  • “The obscure bird clamored the livelong night. Some say the earth was feverous and did shake.”
    • Act II, Scene 3
appearances do not always reflect reality
Appearances do not always reflect reality.
  • “There’s no art to find the mind’s construction in the face. He was a gentleman on whom I built an absolute trust.”
    • Act I, Scene 4
appearances do not always reflect reality10
Appearances do not always reflect reality.
  • “Our separated fortune shall keep us both the safer. Where we are, there’s in men’s smiles; the near in blood, the nearer bloody.”
    • Act II, Scene 3

daggers

despite prophecies of the future people are responsible for their own actions
Despite prophecies of the future, people are responsible for their own actions.
  • “If you can look into the seeds of time and say which grain will grow and which will not, speak then to me, who neither beg nor fear your favors nor your hate.”
    • Act I, Scene 3
despite prophecies of the future people are responsible for their own actions12
Despite prophecies of the future, people are responsible for their own actions.

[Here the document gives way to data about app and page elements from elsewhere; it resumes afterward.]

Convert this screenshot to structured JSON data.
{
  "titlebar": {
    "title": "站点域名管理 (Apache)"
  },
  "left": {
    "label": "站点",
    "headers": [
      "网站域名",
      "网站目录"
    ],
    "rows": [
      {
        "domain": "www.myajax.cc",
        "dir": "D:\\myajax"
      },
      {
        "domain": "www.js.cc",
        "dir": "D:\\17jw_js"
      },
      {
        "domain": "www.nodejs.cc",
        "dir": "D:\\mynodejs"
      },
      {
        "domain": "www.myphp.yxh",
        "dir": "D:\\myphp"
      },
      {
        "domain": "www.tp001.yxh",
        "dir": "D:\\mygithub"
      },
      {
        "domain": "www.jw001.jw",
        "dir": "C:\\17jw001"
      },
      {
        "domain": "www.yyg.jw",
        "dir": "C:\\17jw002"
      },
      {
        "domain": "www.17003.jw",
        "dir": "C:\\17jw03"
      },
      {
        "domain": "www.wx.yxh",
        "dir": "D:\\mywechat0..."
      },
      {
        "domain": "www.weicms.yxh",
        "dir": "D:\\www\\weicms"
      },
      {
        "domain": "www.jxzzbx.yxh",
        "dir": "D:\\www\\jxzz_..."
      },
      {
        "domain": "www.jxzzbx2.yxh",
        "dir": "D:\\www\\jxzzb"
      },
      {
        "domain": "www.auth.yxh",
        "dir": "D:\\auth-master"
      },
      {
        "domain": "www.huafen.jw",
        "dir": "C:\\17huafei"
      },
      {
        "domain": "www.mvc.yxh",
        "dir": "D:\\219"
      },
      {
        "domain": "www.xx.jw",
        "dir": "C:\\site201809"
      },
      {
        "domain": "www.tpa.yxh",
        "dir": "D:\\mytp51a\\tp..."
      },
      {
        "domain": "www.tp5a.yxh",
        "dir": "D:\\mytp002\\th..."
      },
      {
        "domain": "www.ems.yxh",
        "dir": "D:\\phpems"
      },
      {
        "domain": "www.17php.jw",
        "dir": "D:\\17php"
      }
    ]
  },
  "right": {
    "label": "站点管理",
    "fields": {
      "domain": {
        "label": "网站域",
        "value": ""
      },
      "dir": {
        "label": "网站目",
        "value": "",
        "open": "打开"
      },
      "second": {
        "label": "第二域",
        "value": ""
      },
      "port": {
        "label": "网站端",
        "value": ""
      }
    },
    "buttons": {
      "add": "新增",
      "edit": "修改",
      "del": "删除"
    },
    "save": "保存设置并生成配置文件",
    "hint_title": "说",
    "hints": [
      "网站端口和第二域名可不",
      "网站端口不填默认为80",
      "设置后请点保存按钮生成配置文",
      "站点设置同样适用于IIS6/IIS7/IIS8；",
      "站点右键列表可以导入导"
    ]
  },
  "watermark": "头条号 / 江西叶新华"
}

  • “I pull in resolution, and begin to doubt the equivocation of the fiend, that lies like truth.”
    • Act V, Scene 5
attempts to control the future by overturning the natural order of society are futile
Attempts to control the future by overturning the natural order of society are futile.
  • “Duncan is in his grave; after life’s fitful fever he sleeps well. Treason has done his worst: nor steel nor poison, malice domestic, foreign levy, nothing, can touch him further.”
    • Act III, Scene2
attempts to control the future by overturning the natural order of society are futile14
Attempts to control the future by overturning the natural order of society are futile.
  • “Here’s the smell of blood still. All the perfumes of Arabia will not sweeten this little hand. Oh,oh,oh!”
    • Act V, Scene 1